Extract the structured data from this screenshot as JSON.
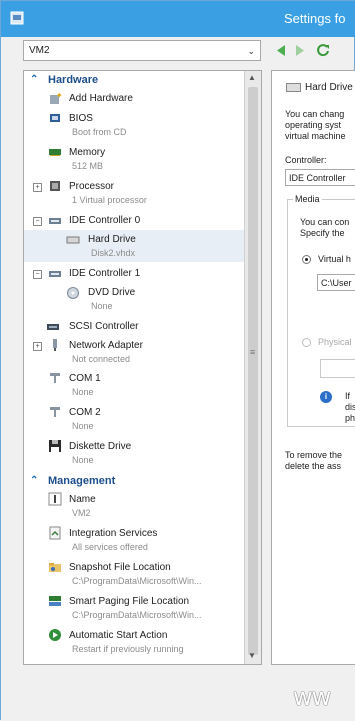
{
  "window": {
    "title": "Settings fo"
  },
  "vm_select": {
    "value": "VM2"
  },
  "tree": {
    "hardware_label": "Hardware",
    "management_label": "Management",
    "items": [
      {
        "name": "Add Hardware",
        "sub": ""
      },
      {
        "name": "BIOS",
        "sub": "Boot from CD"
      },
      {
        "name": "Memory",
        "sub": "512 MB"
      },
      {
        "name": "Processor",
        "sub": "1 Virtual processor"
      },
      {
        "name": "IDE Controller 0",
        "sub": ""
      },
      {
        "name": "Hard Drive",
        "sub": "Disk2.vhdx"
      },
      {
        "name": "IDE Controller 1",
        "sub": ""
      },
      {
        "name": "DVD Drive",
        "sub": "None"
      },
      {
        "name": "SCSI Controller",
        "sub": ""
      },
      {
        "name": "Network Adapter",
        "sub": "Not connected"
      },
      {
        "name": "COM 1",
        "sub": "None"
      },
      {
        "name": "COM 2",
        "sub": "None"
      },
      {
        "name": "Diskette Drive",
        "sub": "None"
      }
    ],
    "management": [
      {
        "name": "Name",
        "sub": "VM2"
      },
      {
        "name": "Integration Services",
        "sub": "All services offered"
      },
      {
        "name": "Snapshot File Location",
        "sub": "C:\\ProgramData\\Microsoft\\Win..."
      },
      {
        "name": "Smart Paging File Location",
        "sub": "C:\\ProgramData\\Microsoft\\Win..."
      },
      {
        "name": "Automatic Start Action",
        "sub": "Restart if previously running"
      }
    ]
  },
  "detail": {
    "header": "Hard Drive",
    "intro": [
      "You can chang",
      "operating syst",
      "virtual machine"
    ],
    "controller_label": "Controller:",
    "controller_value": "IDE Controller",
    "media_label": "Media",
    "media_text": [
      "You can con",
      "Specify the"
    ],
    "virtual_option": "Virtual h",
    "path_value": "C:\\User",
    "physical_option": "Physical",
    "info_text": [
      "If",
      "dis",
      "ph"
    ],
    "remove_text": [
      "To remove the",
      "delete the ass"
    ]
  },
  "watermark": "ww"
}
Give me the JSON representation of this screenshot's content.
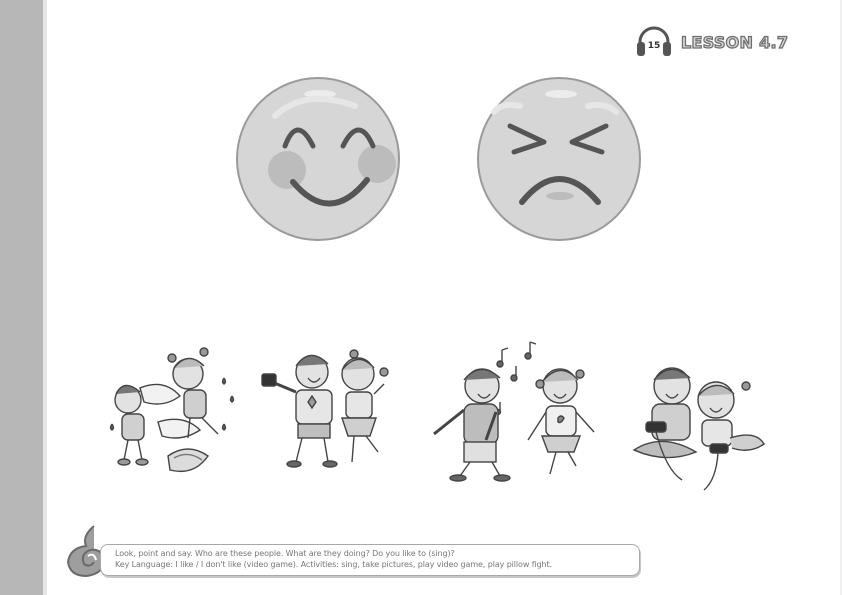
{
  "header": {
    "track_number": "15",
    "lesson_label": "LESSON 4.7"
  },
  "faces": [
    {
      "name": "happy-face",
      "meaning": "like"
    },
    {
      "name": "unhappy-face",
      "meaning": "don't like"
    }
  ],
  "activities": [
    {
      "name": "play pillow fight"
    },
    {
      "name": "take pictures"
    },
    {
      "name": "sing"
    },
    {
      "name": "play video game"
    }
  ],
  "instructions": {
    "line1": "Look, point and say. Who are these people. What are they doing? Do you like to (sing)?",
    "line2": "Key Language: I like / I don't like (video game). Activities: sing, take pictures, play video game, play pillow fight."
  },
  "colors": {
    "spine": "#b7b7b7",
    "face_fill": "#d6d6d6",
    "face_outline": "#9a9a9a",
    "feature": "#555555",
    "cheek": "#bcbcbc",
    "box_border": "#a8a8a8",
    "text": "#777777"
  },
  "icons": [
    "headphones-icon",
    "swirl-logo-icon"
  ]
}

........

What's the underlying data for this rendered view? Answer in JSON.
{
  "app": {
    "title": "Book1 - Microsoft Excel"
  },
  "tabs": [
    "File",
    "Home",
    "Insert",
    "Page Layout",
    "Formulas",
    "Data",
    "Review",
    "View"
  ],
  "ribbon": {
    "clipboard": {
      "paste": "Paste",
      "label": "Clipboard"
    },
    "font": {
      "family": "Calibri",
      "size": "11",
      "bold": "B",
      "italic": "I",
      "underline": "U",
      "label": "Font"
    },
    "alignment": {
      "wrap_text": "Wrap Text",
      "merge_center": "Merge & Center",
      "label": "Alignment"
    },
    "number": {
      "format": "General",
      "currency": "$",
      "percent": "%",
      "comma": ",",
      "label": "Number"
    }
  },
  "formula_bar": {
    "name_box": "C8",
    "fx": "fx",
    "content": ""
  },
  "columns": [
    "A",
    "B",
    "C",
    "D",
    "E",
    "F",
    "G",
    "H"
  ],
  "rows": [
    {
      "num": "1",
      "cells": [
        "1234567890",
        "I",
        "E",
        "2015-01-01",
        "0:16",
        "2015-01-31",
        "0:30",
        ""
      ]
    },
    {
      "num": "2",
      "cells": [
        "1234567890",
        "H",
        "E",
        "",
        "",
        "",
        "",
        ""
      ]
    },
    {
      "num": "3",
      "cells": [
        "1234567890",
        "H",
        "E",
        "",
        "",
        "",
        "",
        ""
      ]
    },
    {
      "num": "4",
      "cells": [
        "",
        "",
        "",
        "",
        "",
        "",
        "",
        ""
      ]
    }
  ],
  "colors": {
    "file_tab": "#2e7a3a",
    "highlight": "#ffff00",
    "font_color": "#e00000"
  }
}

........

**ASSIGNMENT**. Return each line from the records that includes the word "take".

**SOLVED PROBLEM**.
      "name": "take pictures"
    "line2": "Key Language: I like / I don't like (video game). Activities: sing, take pictures, play video game, play pillow fight."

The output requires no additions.